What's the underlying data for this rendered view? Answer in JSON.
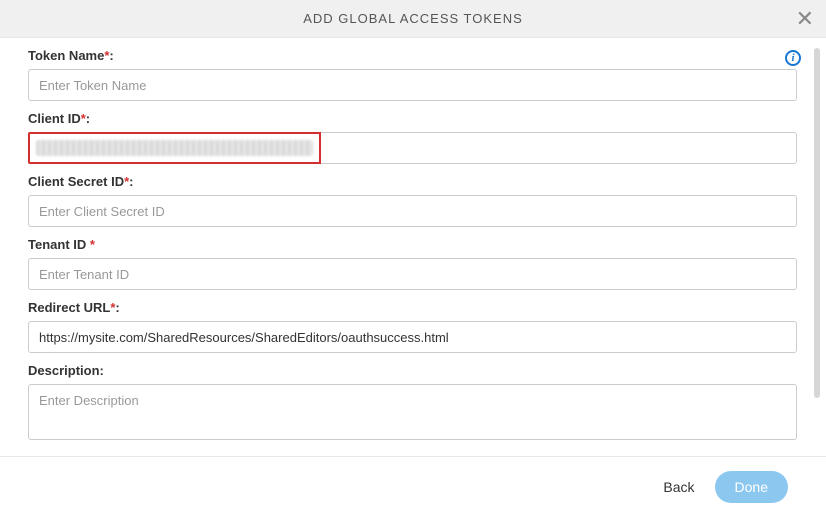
{
  "header": {
    "title": "ADD GLOBAL ACCESS TOKENS"
  },
  "form": {
    "tokenName": {
      "label": "Token Name",
      "required": "*",
      "placeholder": "Enter Token Name",
      "value": ""
    },
    "clientId": {
      "label": "Client ID",
      "required": "*",
      "value": ""
    },
    "clientSecretId": {
      "label": "Client Secret ID",
      "required": "*",
      "placeholder": "Enter Client Secret ID",
      "value": ""
    },
    "tenantId": {
      "label": "Tenant ID ",
      "required": "*",
      "placeholder": "Enter Tenant ID",
      "value": ""
    },
    "redirectUrl": {
      "label": "Redirect URL",
      "required": "*",
      "value": "https://mysite.com/SharedResources/SharedEditors/oauthsuccess.html"
    },
    "description": {
      "label": "Description:",
      "placeholder": "Enter Description",
      "value": ""
    }
  },
  "footer": {
    "back": "Back",
    "done": "Done"
  }
}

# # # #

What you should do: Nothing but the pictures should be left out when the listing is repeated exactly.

Completed exercise:
What's the underlying data for this rendered view? Answer in JSON.
{
  "header": {
    "title": "ADD GLOBAL ACCESS TOKENS"
  },
  "form": {
    "tokenName": {
      "label": "Token Name",
      "required": "*",
      "placeholder": "Enter Token Name",
      "value": ""
    },
    "clientId": {
      "label": "Client ID",
      "required": "*",
      "value": ""
    },
    "clientSecretId": {
      "label": "Client Secret ID",
      "required": "*",
      "placeholder": "Enter Client Secret ID",
      "value": ""
    },
    "tenantId": {
      "label": "Tenant ID ",
      "required": "*",
      "placeholder": "Enter Tenant ID",
      "value": ""
    },
    "redirectUrl": {
      "label": "Redirect URL",
      "required": "*",
      "value": "https://mysite.com/SharedResources/SharedEditors/oauthsuccess.html"
    },
    "description": {
      "label": "Description:",
      "placeholder": "Enter Description",
      "value": ""
    }
  },
  "footer": {
    "back": "Back",
    "done": "Done"
  }
}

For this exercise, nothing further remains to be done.